In brand new Mexico, their state attorney general sued two tiny installment loan providers, contending they utilized a legal loophole to carry on billing very high prices on short term installment loans – in some instances, a lot more than 1,000 per cent. Both in brand new Mexico and Illinois, the payday financing lobby supported reform laws, then again started with the tiny loan legislation when the brand new limitations took impact, CRL’s King stated.

For any other states, such as for example vermont, Pennsylvania, Georgia, and Oregon, state lawmakers or even the lawyer general had to return back and tighten up regulations or wind up enforcement after initial payday reform legislation did not rein in high costs. In Arkansas, an attempt to get rid of lending that is payday up concerning the state Supreme Court plus an aggressive campaign by the attorney general.

Payday loaners / monetary literacy counselors

In Ohio, Saunders said payday loan providers is supposed to be gone completely if lawmakers go on to restrict their use of the loan that is small. The fees that are additional by those regulations, he said, are “the cost of conducting business,” and businesses like their can’t realistically run without them. Their option would be to introduce a statewide literacy that is financial, for which CheckSmart will provide a specialist to train nonprofit teams and churches and supply all of them with many different resources to simply help consumers with cost management and saving dilemmas. The campaign won’t incorporate advertising payday loans or pressing any items. Saunders stated he took in the basic concept after a few lawmakers through the 2008 debate told him his firm had a need to have an increased community profile. Supplying monetary literacy help, he said, will emphasize CheckSmart’s good business citizenship.

“In 2010, monetary literacy is a huge section of exactly exactly what we’ll do moving forward,” he said. “It’s perhaps perhaps not a conflict of great interest. We’re gonna be offering good, sound advice that is financial free. We have absolutely nothing to conceal. Look, no level of monetary literacy would re re solve every person’s shortfalls that are financial. If customers were being offered by other sectors, we’dn’t be here. This really is an easy method of saying, ‘We’re the guys that are good.’”

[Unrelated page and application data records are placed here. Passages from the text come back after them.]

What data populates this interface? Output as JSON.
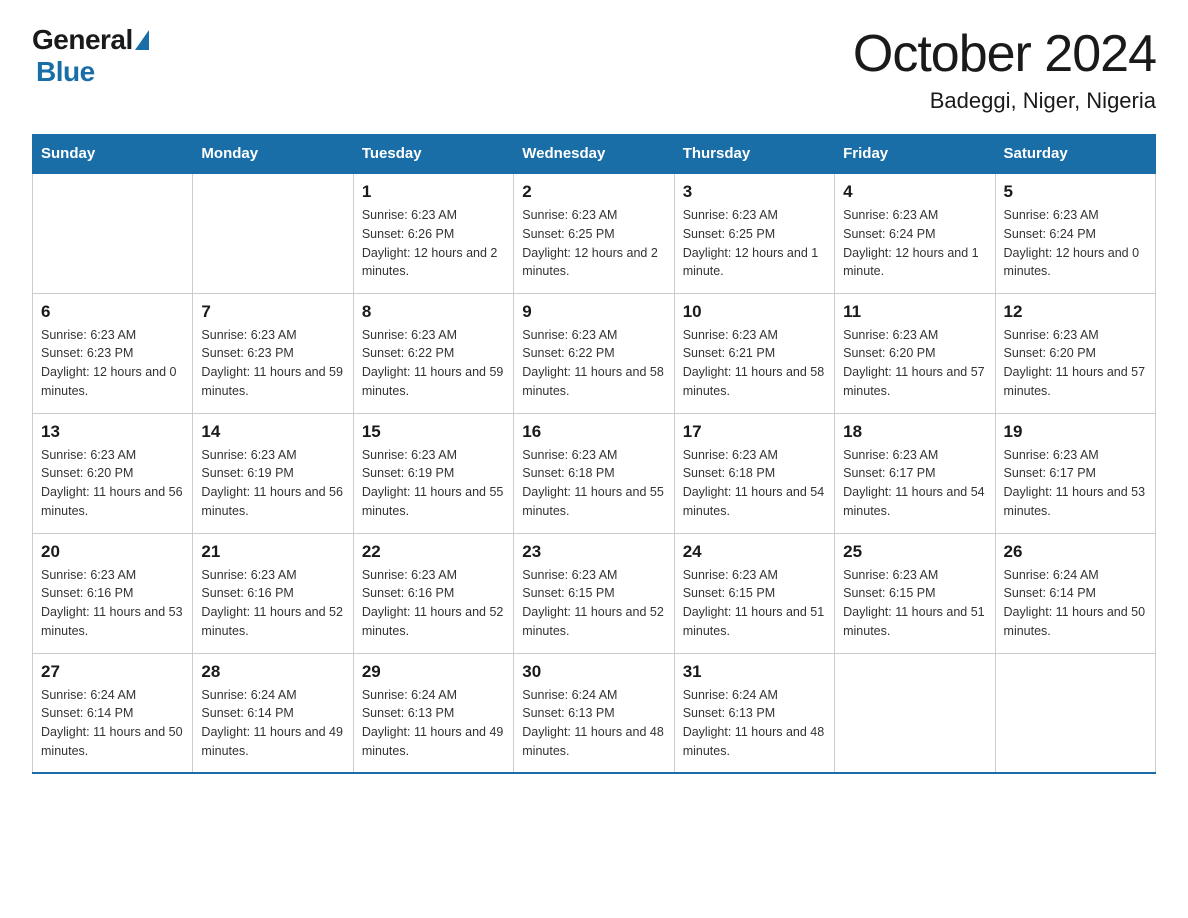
{
  "logo": {
    "general": "General",
    "blue": "Blue"
  },
  "header": {
    "title": "October 2024",
    "subtitle": "Badeggi, Niger, Nigeria"
  },
  "weekdays": [
    "Sunday",
    "Monday",
    "Tuesday",
    "Wednesday",
    "Thursday",
    "Friday",
    "Saturday"
  ],
  "weeks": [
    [
      {
        "day": "",
        "sunrise": "",
        "sunset": "",
        "daylight": ""
      },
      {
        "day": "",
        "sunrise": "",
        "sunset": "",
        "daylight": ""
      },
      {
        "day": "1",
        "sunrise": "Sunrise: 6:23 AM",
        "sunset": "Sunset: 6:26 PM",
        "daylight": "Daylight: 12 hours and 2 minutes."
      },
      {
        "day": "2",
        "sunrise": "Sunrise: 6:23 AM",
        "sunset": "Sunset: 6:25 PM",
        "daylight": "Daylight: 12 hours and 2 minutes."
      },
      {
        "day": "3",
        "sunrise": "Sunrise: 6:23 AM",
        "sunset": "Sunset: 6:25 PM",
        "daylight": "Daylight: 12 hours and 1 minute."
      },
      {
        "day": "4",
        "sunrise": "Sunrise: 6:23 AM",
        "sunset": "Sunset: 6:24 PM",
        "daylight": "Daylight: 12 hours and 1 minute."
      },
      {
        "day": "5",
        "sunrise": "Sunrise: 6:23 AM",
        "sunset": "Sunset: 6:24 PM",
        "daylight": "Daylight: 12 hours and 0 minutes."
      }
    ],
    [
      {
        "day": "6",
        "sunrise": "Sunrise: 6:23 AM",
        "sunset": "Sunset: 6:23 PM",
        "daylight": "Daylight: 12 hours and 0 minutes."
      },
      {
        "day": "7",
        "sunrise": "Sunrise: 6:23 AM",
        "sunset": "Sunset: 6:23 PM",
        "daylight": "Daylight: 11 hours and 59 minutes."
      },
      {
        "day": "8",
        "sunrise": "Sunrise: 6:23 AM",
        "sunset": "Sunset: 6:22 PM",
        "daylight": "Daylight: 11 hours and 59 minutes."
      },
      {
        "day": "9",
        "sunrise": "Sunrise: 6:23 AM",
        "sunset": "Sunset: 6:22 PM",
        "daylight": "Daylight: 11 hours and 58 minutes."
      },
      {
        "day": "10",
        "sunrise": "Sunrise: 6:23 AM",
        "sunset": "Sunset: 6:21 PM",
        "daylight": "Daylight: 11 hours and 58 minutes."
      },
      {
        "day": "11",
        "sunrise": "Sunrise: 6:23 AM",
        "sunset": "Sunset: 6:20 PM",
        "daylight": "Daylight: 11 hours and 57 minutes."
      },
      {
        "day": "12",
        "sunrise": "Sunrise: 6:23 AM",
        "sunset": "Sunset: 6:20 PM",
        "daylight": "Daylight: 11 hours and 57 minutes."
      }
    ],
    [
      {
        "day": "13",
        "sunrise": "Sunrise: 6:23 AM",
        "sunset": "Sunset: 6:20 PM",
        "daylight": "Daylight: 11 hours and 56 minutes."
      },
      {
        "day": "14",
        "sunrise": "Sunrise: 6:23 AM",
        "sunset": "Sunset: 6:19 PM",
        "daylight": "Daylight: 11 hours and 56 minutes."
      },
      {
        "day": "15",
        "sunrise": "Sunrise: 6:23 AM",
        "sunset": "Sunset: 6:19 PM",
        "daylight": "Daylight: 11 hours and 55 minutes."
      },
      {
        "day": "16",
        "sunrise": "Sunrise: 6:23 AM",
        "sunset": "Sunset: 6:18 PM",
        "daylight": "Daylight: 11 hours and 55 minutes."
      },
      {
        "day": "17",
        "sunrise": "Sunrise: 6:23 AM",
        "sunset": "Sunset: 6:18 PM",
        "daylight": "Daylight: 11 hours and 54 minutes."
      },
      {
        "day": "18",
        "sunrise": "Sunrise: 6:23 AM",
        "sunset": "Sunset: 6:17 PM",
        "daylight": "Daylight: 11 hours and 54 minutes."
      },
      {
        "day": "19",
        "sunrise": "Sunrise: 6:23 AM",
        "sunset": "Sunset: 6:17 PM",
        "daylight": "Daylight: 11 hours and 53 minutes."
      }
    ],
    [
      {
        "day": "20",
        "sunrise": "Sunrise: 6:23 AM",
        "sunset": "Sunset: 6:16 PM",
        "daylight": "Daylight: 11 hours and 53 minutes."
      },
      {
        "day": "21",
        "sunrise": "Sunrise: 6:23 AM",
        "sunset": "Sunset: 6:16 PM",
        "daylight": "Daylight: 11 hours and 52 minutes."
      },
      {
        "day": "22",
        "sunrise": "Sunrise: 6:23 AM",
        "sunset": "Sunset: 6:16 PM",
        "daylight": "Daylight: 11 hours and 52 minutes."
      },
      {
        "day": "23",
        "sunrise": "Sunrise: 6:23 AM",
        "sunset": "Sunset: 6:15 PM",
        "daylight": "Daylight: 11 hours and 52 minutes."
      },
      {
        "day": "24",
        "sunrise": "Sunrise: 6:23 AM",
        "sunset": "Sunset: 6:15 PM",
        "daylight": "Daylight: 11 hours and 51 minutes."
      },
      {
        "day": "25",
        "sunrise": "Sunrise: 6:23 AM",
        "sunset": "Sunset: 6:15 PM",
        "daylight": "Daylight: 11 hours and 51 minutes."
      },
      {
        "day": "26",
        "sunrise": "Sunrise: 6:24 AM",
        "sunset": "Sunset: 6:14 PM",
        "daylight": "Daylight: 11 hours and 50 minutes."
      }
    ],
    [
      {
        "day": "27",
        "sunrise": "Sunrise: 6:24 AM",
        "sunset": "Sunset: 6:14 PM",
        "daylight": "Daylight: 11 hours and 50 minutes."
      },
      {
        "day": "28",
        "sunrise": "Sunrise: 6:24 AM",
        "sunset": "Sunset: 6:14 PM",
        "daylight": "Daylight: 11 hours and 49 minutes."
      },
      {
        "day": "29",
        "sunrise": "Sunrise: 6:24 AM",
        "sunset": "Sunset: 6:13 PM",
        "daylight": "Daylight: 11 hours and 49 minutes."
      },
      {
        "day": "30",
        "sunrise": "Sunrise: 6:24 AM",
        "sunset": "Sunset: 6:13 PM",
        "daylight": "Daylight: 11 hours and 48 minutes."
      },
      {
        "day": "31",
        "sunrise": "Sunrise: 6:24 AM",
        "sunset": "Sunset: 6:13 PM",
        "daylight": "Daylight: 11 hours and 48 minutes."
      },
      {
        "day": "",
        "sunrise": "",
        "sunset": "",
        "daylight": ""
      },
      {
        "day": "",
        "sunrise": "",
        "sunset": "",
        "daylight": ""
      }
    ]
  ]
}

The attorney general, or state agencies, Rothstein said while consumer advocates may not see it that way, attempts in Ohio to limit charges on short-term loans also have been hampered by confusion over who should take the lead – the governor, lawmakers. As that fight continues on, issue of exactly how much people in economic peril must have to fund a loan that is short-term as unresolved as ever, in Ohio plus in a number of other states.